▶ _Work to be completed_: Print the records below exactly; all of them are needed.

▶ _Task data_:
======

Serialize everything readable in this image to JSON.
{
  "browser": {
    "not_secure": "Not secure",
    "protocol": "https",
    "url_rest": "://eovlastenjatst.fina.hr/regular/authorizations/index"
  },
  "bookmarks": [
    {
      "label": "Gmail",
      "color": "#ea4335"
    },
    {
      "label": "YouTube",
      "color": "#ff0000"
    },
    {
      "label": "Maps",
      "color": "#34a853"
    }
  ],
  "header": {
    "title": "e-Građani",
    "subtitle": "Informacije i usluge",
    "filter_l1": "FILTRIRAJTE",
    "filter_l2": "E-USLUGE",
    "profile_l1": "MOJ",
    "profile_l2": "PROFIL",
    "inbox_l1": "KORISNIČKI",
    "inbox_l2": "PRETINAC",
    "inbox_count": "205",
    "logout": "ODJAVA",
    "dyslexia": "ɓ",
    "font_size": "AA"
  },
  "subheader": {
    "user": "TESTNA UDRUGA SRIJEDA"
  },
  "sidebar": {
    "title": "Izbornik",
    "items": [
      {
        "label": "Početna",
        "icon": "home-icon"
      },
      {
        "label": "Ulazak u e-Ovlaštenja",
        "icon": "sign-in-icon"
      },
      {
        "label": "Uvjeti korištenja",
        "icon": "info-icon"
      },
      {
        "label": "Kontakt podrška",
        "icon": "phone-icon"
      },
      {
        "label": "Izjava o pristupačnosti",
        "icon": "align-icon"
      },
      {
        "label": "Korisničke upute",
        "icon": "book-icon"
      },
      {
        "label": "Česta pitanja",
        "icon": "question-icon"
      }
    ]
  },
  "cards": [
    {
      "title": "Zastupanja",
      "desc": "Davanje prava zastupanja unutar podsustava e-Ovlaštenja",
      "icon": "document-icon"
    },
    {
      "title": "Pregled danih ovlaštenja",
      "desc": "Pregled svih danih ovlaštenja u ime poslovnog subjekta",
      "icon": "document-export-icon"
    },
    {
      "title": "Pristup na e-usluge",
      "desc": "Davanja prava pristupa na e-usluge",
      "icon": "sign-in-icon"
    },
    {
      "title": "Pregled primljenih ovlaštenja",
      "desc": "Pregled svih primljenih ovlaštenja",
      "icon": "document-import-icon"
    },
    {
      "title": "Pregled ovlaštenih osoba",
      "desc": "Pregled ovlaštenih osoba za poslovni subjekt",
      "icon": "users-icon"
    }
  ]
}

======

▶ _Answer box_:
Serialize everything readable in this image to JSON.
{
  "browser": {
    "not_secure": "Not secure",
    "protocol": "https",
    "url_rest": "://eovlastenjatst.fina.hr/regular/authorizations/index"
  },
  "bookmarks": [
    {
      "label": "Gmail",
      "color": "#ea4335"
    },
    {
      "label": "YouTube",
      "color": "#ff0000"
    },
    {
      "label": "Maps",
      "color": "#34a853"
    }
  ],
  "header": {
    "title": "e-Građani",
    "subtitle": "Informacije i usluge",
    "filter_l1": "FILTRIRAJTE",
    "filter_l2": "E-USLUGE",
    "profile_l1": "MOJ",
    "profile_l2": "PROFIL",
    "inbox_l1": "KORISNIČKI",
    "inbox_l2": "PRETINAC",
    "inbox_count": "205",
    "logout": "ODJAVA",
    "dyslexia": "ɓ",
    "font_size": "AA"
  },
  "subheader": {
    "user": "TESTNA UDRUGA SRIJEDA"
  },
  "sidebar": {
    "title": "Izbornik",
    "items": [
      {
        "label": "Početna",
        "icon": "home-icon"
      },
      {
        "label": "Ulazak u e-Ovlaštenja",
        "icon": "sign-in-icon"
      },
      {
        "label": "Uvjeti korištenja",
        "icon": "info-icon"
      },
      {
        "label": "Kontakt podrška",
        "icon": "phone-icon"
      },
      {
        "label": "Izjava o pristupačnosti",
        "icon": "align-icon"
      },
      {
        "label": "Korisničke upute",
        "icon": "book-icon"
      },
      {
        "label": "Česta pitanja",
        "icon": "question-icon"
      }
    ]
  },
  "cards": [
    {
      "title": "Zastupanja",
      "desc": "Davanje prava zastupanja unutar podsustava e-Ovlaštenja",
      "icon": "document-icon"
    },
    {
      "title": "Pregled danih ovlaštenja",
      "desc": "Pregled svih danih ovlaštenja u ime poslovnog subjekta",
      "icon": "document-export-icon"
    },
    {
      "title": "Pristup na e-usluge",
      "desc": "Davanja prava pristupa na e-usluge",
      "icon": "sign-in-icon"
    },
    {
      "title": "Pregled primljenih ovlaštenja",
      "desc": "Pregled svih primljenih ovlaštenja",
      "icon": "document-import-icon"
    },
    {
      "title": "Pregled ovlaštenih osoba",
      "desc": "Pregled ovlaštenih osoba za poslovni subjekt",
      "icon": "users-icon"
    }
  ]
}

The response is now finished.